Employees took client list with them when they quit and went after former employer’s customers
By Jeffrey R. Smith
|Canadian Employment Law Today|Last Updated: 07/31/2012

Two former funeral home employees must pay their former employer almost $300,000 after taking a client list and starting up a competing business, the British Columbia Supreme Court has ruled.

The Graham Funeral Home was for many years the only funeral home in the town of Oliver, B.C., and it was owned by Service Corporation International (SCI), an international provider of funeral services. John Nunes was hired in 1982 when his father-in-law owned the business. In 1991, Nunes’ father-in-law sold the funeral home to a corporation that eventually merged with SCI and Nunes became Graham’s manager.

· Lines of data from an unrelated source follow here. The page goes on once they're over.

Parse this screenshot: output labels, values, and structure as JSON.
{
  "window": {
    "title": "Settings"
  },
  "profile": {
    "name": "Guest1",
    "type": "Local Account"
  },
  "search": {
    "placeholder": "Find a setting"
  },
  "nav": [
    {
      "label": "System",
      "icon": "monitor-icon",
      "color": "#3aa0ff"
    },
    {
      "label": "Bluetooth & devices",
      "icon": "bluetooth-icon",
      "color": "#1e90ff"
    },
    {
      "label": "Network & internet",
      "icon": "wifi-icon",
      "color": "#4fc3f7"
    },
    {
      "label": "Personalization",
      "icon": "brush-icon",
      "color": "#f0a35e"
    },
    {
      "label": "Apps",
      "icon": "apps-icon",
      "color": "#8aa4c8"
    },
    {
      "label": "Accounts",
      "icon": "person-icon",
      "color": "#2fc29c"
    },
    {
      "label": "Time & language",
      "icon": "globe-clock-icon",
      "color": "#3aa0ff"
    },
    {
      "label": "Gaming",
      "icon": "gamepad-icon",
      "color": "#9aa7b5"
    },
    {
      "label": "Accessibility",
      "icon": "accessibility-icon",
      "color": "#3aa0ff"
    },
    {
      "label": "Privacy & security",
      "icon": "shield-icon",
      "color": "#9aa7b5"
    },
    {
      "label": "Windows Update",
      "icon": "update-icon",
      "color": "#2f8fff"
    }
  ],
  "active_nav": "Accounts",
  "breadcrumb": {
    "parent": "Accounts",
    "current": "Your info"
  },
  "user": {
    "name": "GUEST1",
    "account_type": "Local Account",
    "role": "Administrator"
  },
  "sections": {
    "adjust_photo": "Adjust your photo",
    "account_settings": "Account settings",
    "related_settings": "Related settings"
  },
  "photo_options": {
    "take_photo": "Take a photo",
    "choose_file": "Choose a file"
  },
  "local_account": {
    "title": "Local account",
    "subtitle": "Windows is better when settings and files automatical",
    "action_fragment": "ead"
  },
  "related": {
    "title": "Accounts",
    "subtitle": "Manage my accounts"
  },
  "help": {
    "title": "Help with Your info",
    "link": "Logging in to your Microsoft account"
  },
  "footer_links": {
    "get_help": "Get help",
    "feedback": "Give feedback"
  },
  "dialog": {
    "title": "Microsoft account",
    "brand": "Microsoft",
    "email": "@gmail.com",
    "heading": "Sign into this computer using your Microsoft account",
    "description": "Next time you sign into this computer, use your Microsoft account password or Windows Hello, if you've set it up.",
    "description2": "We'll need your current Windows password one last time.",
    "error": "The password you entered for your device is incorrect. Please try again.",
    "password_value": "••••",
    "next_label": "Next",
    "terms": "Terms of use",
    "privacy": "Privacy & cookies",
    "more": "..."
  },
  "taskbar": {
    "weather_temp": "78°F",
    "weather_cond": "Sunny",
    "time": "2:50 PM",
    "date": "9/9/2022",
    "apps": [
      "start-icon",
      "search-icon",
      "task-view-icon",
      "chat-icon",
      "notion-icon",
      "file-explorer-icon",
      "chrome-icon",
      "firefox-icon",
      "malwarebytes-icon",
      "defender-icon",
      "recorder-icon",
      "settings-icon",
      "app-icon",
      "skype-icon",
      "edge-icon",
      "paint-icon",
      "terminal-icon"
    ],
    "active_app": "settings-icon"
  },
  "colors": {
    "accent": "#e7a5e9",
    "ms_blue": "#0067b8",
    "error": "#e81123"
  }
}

Nunes hoped to buy Graham after his father-in-law sold it, and he and Daryn Pottinger, Graham’s funeral director and only other full-time employee, teamed up to try to purchase the funeral home. In January 2007, they made an offer of $422,000 to SCI. SCI was aware that if the bid was unsuccessful, Nunes would likely leave to start up a competing business.